O'Brien and colleagues in the DSM-V workgroup have proposed draft diagnostic criteria for DSM-V Substance use disorders (SUDs) [1]. These draft criteria eliminate the diagnosis of ‘substance abuse’ and define a single SUD for various substance classes—such as ‘alcohol use disorder’ (AUD)—using a set of 11 symptoms. This commentary reviews the draft criteria in light of their application to adolescents.

Adolescence is a developmental period characterized by relatively high rates of substance use, as well as appreciably high rates of substance use disorders. Based on the 2008 NSDUH data set, 7.6% of 12–17-year-olds met criteria for at least one DSM-IV SUD in the past year, and an additional 17% of teenagers, while not meeting an abuse diagnosis, still reported one or two substance-dependence criteria [2]. As with adults, a SUD diagnosis is often needed for youth to be eligible to receive treatment for a substance use problem within the US health-care system.

The proposed DSM-V criteria include some positive changes for defining SUDs among adolescents. The use of a combined criterion set to diagnose a single SUD makes sense for adolescents. Specifically, the criterion sets for DSM-IV abuse and dependence have overlapping conceptual content [3], and do not differ systematically in prevalence, sensitivity, specificity, severity or age of onset [4,5]. Factor and latent class analyses indicate a single dimension of substance problems [4,6,7]. We also support the decision to eliminate the ‘legal problems’ symptom which, in adolescents, was related to coexisting conduct disorder, and tended to be less relevant for female and younger teenagers [4]. These changes have the potential to strengthen the validity of the SUD diagnosis for youth.

Potential limitations with proposed DSM-V SUD

There are, nonetheless, a number of limitations of the proposed changes. Specifically, some of the draft criteria have questionable validity when applied to adolescent substance users.


Tolerance to substances, particularly to alcohol, is a relatively mild symptom and can present without significant harm or distress. Indeed, it may be normative in adolescent and young adult drinkers [8], when individuals typically escalate their substance use from experimentation to more regular use. Tolerance implicitly references an undefined temporal comparison which makes it a developmentally sensitive criterion, such that it is much easier to meet this criterion earlier in the career of the substance user [9]. Also, neurodevelopmental changes during adolescence [10] may contribute to variability of developmental sensitivity to substances among teenagers who are only a few years apart in age [11].


Withdrawal symptoms are a fairly rare phenomenon in adolescents because they generally only emerge after years of heavy drug use [12], and withdrawal reflects severe substance problems and may have prognostic significance in the few adolescents who report it so its inclusion in DSM-V is useful. However, alcohol withdrawal has shown relatively high rates of endorsement and only a moderate association with levels of problem severity [6]. Also, the DSM-IV definition of alcohol withdrawal requires only two of eight subcriteria, some of which may be confused with symptoms of hangover, producing false positive symptoms.

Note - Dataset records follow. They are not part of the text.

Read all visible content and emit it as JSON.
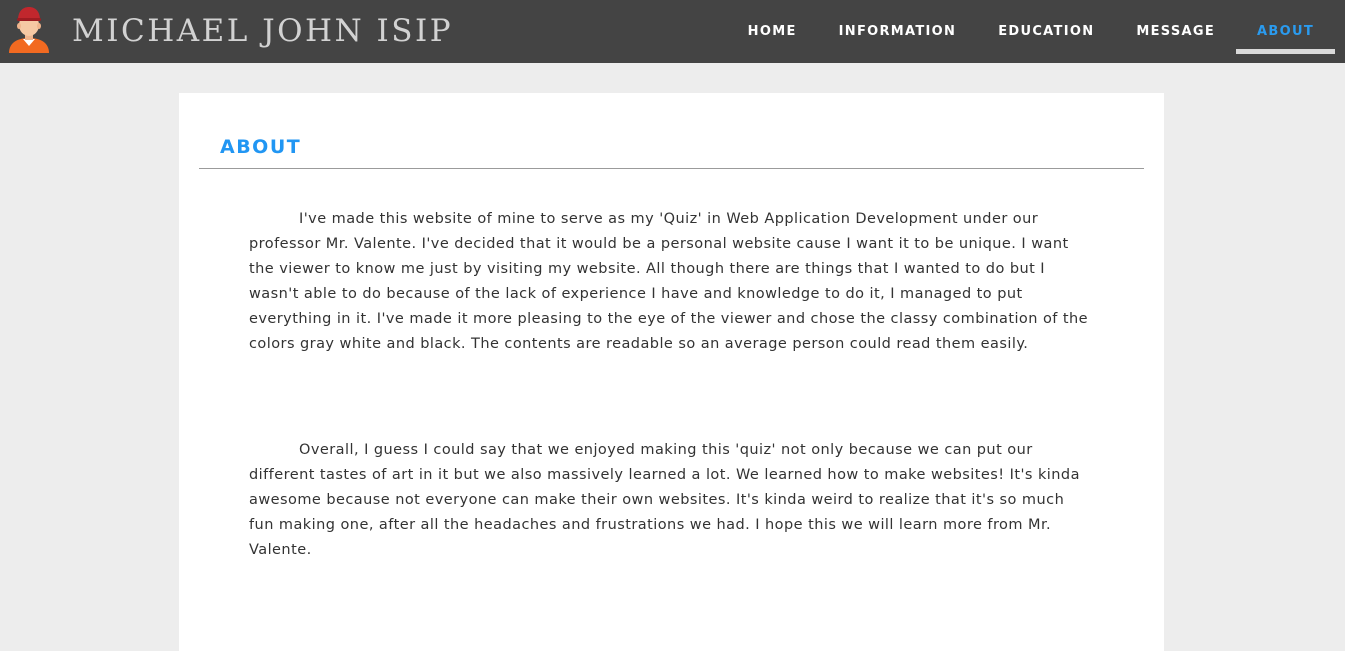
{
  "header": {
    "site_title": "MICHAEL JOHN ISIP",
    "avatar_icon": "person-avatar-icon",
    "background_color": "#444444",
    "nav": [
      {
        "label": "HOME",
        "active": false
      },
      {
        "label": "INFORMATION",
        "active": false
      },
      {
        "label": "EDUCATION",
        "active": false
      },
      {
        "label": "MESSAGE",
        "active": false
      },
      {
        "label": "ABOUT",
        "active": true
      }
    ],
    "active_color": "#2a9bef"
  },
  "main": {
    "section_title": "ABOUT",
    "paragraphs": [
      "I've made this website of mine to serve as my 'Quiz' in Web Application Development under our professor Mr. Valente. I've decided that it would be a personal website cause I want it to be unique. I want the viewer to know me just by visiting my website. All though there are things that I wanted to do but I wasn't able to do because of the lack of experience I have and knowledge to do it, I managed to put everything in it. I've made it more pleasing to the eye of the viewer and chose the classy combination of the colors gray white and black. The contents are readable so an average person could read them easily.",
      "Overall, I guess I could say that we enjoyed making this 'quiz' not only because we can put our different tastes of art in it but we also massively learned a lot. We learned how to make websites! It's kinda awesome because not everyone can make their own websites. It's kinda weird to realize that it's so much fun making one, after all the headaches and frustrations we had. I hope this we will learn more from Mr. Valente."
    ]
  }
}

Hazardous use

There is debate as to whether hazardous use reflects a compulsive pattern of use that is relevant across all substances, such as tobacco [13]. In addition, the hazardous use criterion is somewhat developmentally bound. Hazardous use is much more common in adults than among adolescents [2,4], probably because adolescents have less access to automobiles than adults (by far the most common way for adolescents to meet this criterion).


The value of including the craving criteria when diagnosing adolescents is uncertain. There are clinical observations that many youth who have escalated to regular use report strong cravings [2,14], but the way in which this symptom is defined and operationalized may have a large effect on its observed prevalence (e.g. sign of continued appetitive urges or behaviors/withdrawal-related phenomenon?). More research is needed to examine the validity of craving as a criterion of SUDs among adolescents.

The two-symptom threshold for SUD

The impact of the two of 11 threshold for SUD in youth deserves further research. Because some of the proposed DSM-V symptoms are mild, developmentally normative for teenagers and/or easily misunderstood and over-endorsed [15], the proposed algorithm may include many mild cases, which do not reflect the classic definition of a compulsive pattern of substance use. This may unnecessarily apply a stigmatized and loaded label to youth whose problem severity may be mild and whose substance use pattern may be more intermittent than regular and more likely to remit. A related problem is that the proposed threshold for SUD may include identify a very heterogeneous group of adolescents.


Despite some favorable changes, the proposed DSM-V SUD criteria do not go far enough in improving SUD diagnosis for youth. Some targeted developmental adjustments, including clearer operational symptom definitions [16], are needed to ensure that DSM-V validly identifies SUD across developmental periods. We recommend excluding the ‘hazardous use’ criterion, clarifying the operational definitions of ‘tolerance’, ‘withdrawal’ and ‘craving’, and critically evaluating the diagnostic threshold for SUDs in adolescents.

Declaration of interest